Take the 2-minute tour ×
Stack Overflow is a question and answer site for professional and enthusiast programmers. It's 100% free, no registration required.

I'm currently trying to test my App on an iOS Device without having a debugger attached. This is in order to test the PLCrashReporter library, because the debugger catches all crashes instead of the CrashReporter doing it.

Things I tried:

  • Run in release mode
  • disable Breakpoints

There must be a way to achieve this without having to export the IPA file and installing it manually. I'd like to see NSLog messages and I can't with the IPA file.

Help is much appreciated!

share|improve this question

3 Answers 3

up vote 6 down vote accepted

This is actually quite simple. Build and run the app through Xcode. Then stop the app from Xcode so the app terminates on the device. Now simply run the app on the device, without Xcode.

As mentioned, use the Xcode Organizer to view the device's console while you run the app.
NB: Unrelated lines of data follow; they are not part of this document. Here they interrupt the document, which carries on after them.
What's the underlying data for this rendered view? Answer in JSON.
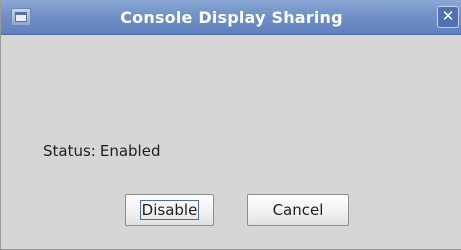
{
  "window": {
    "title": "Console Display Sharing",
    "close_glyph": "✕",
    "icon": "app-window-icon"
  },
  "status": {
    "label": "Status:",
    "value": "Enabled"
  },
  "buttons": {
    "disable_label": "Disable",
    "cancel_label": "Cancel"
  },
  "colors": {
    "titlebar": "#6f8fc6",
    "dialog_background": "#d6d6d6",
    "text": "#1e1e1e"
  }
}
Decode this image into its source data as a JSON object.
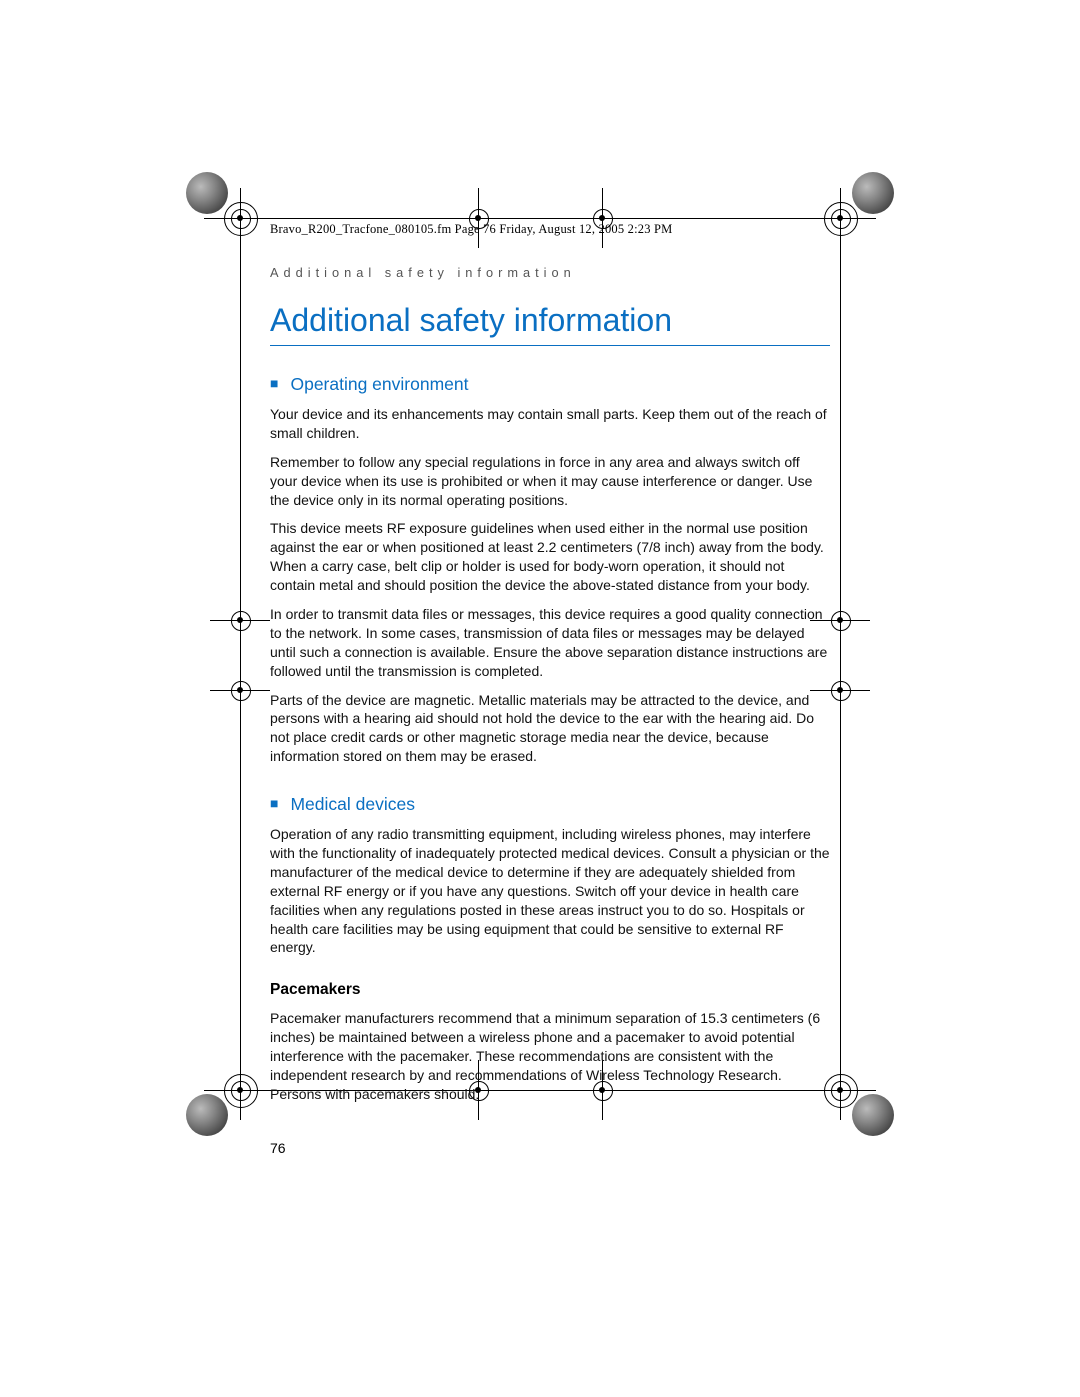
{
  "file_tag": "Bravo_R200_Tracfone_080105.fm  Page 76  Friday, August 12, 2005  2:23 PM",
  "running_head": "Additional safety information",
  "title": "Additional safety information",
  "sections": [
    {
      "heading": "Operating environment",
      "paragraphs": [
        "Your device and its enhancements may contain small parts. Keep them out of the reach of small children.",
        "Remember to follow any special regulations in force in any area and always switch off your device when its use is prohibited or when it may cause interference or danger. Use the device only in its normal operating positions.",
        "This device meets RF exposure guidelines when used either in the normal use position against the ear or when positioned at least 2.2 centimeters (7/8 inch) away from the body.  When a carry case, belt clip or holder is used for body-worn operation, it should not contain metal and should position the device the above-stated distance from your body.",
        "In order to transmit data files or messages, this device requires a good quality connection to the network. In some cases, transmission of data files or messages may be delayed until such a connection is available. Ensure the above separation distance instructions are followed until the transmission is completed.",
        "Parts of the device are magnetic. Metallic materials may be attracted to the device, and persons with a hearing aid should not hold the device to the ear with the hearing aid. Do not place credit cards or other magnetic storage media near the device, because information stored on them may be erased."
      ]
    },
    {
      "heading": "Medical devices",
      "paragraphs": [
        "Operation of any radio transmitting equipment, including wireless phones, may interfere with the functionality of inadequately protected medical devices. Consult a physician or the manufacturer of the medical device to determine if they are adequately shielded from external RF energy or if you have any questions. Switch off your device in health care facilities when any regulations posted in these areas instruct you to do so. Hospitals or health care facilities may be using equipment that could be sensitive to external RF energy."
      ],
      "subsections": [
        {
          "heading": "Pacemakers",
          "paragraphs": [
            "Pacemaker manufacturers recommend that a minimum separation of 15.3 centimeters (6 inches) be maintained between a wireless phone and a pacemaker to avoid potential interference with the pacemaker. These recommendations are consistent with the independent research by and recommendations of Wireless Technology Research. Persons with pacemakers should:"
          ]
        }
      ]
    }
  ],
  "page_number": "76"
}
share|improve this answer
Thank you, that was really kind of obvious! I wonder where my head was the last two days... One thing to add: In order to view the NSLog messages I need to open "Console" instead of Device Logs, because you'll only find crashes there. –  Boni2k Dec 15 '13 at 16:31
Install iPhone configuration utility found at support.apple.com/kb/DL1465?viewlocale=en_US&locale=en_US and plug your iPhone with computer. You can see all your log on iPhone configuration utility. –  ldindu Dec 15 '13 at 16:50

To view your logs when running your app on your device open the organizer in xcode and look for device logs tab. All logs will be written there. (regardless if its debug or not)

share|improve this answer

Yes, you can do this, simply by running the application and opening Organizer from Xcode. (Window -> Organizer).

There, you can actually see every log that is recorded without running it thorough xcode! (look for Device logs)


share|improve this answer

Your Answer


By posting your answer, you agree to the privacy policy and terms of service.

Not the answer you're looking for? Browse other questions tagged or ask your own question.